[Data records for software interfaces]

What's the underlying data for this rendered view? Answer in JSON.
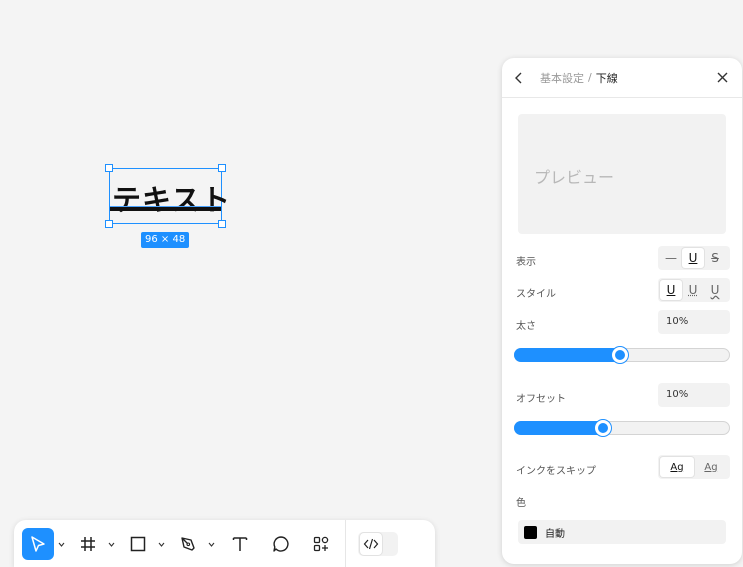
{
  "canvas": {
    "text": "テキスト",
    "size_badge": "96 × 48"
  },
  "panel": {
    "breadcrumb_parent": "基本設定",
    "breadcrumb_sep": "/",
    "title": "下線",
    "preview_text": "プレビュー",
    "display": {
      "label": "表示",
      "options": [
        "—",
        "U",
        "S"
      ],
      "selected": "U"
    },
    "style": {
      "label": "スタイル",
      "options": [
        "U",
        "U",
        "U"
      ],
      "selected": 0
    },
    "thickness": {
      "label": "太さ",
      "value": "10%",
      "slider_fraction": 0.49
    },
    "offset": {
      "label": "オフセット",
      "value": "10%",
      "slider_fraction": 0.41
    },
    "skip_ink": {
      "label": "インクをスキップ",
      "options": [
        "Ag",
        "Ag"
      ],
      "selected": 0
    },
    "color": {
      "label": "色",
      "value": "自動",
      "swatch": "#000000"
    }
  },
  "colors": {
    "accent": "#1e90ff"
  },
  "toolbar": {
    "tools": [
      "pointer-icon",
      "frame-icon",
      "rectangle-icon",
      "pen-icon",
      "text-icon",
      "comment-icon",
      "components-icon"
    ],
    "active": "pointer-icon"
  }
}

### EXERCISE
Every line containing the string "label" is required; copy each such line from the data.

### ANSWER BOX
      "label": "表示",
      "label": "スタイル",
      "label": "太さ",
      "label": "オフセット",
      "label": "インクをスキップ",
      "label": "色",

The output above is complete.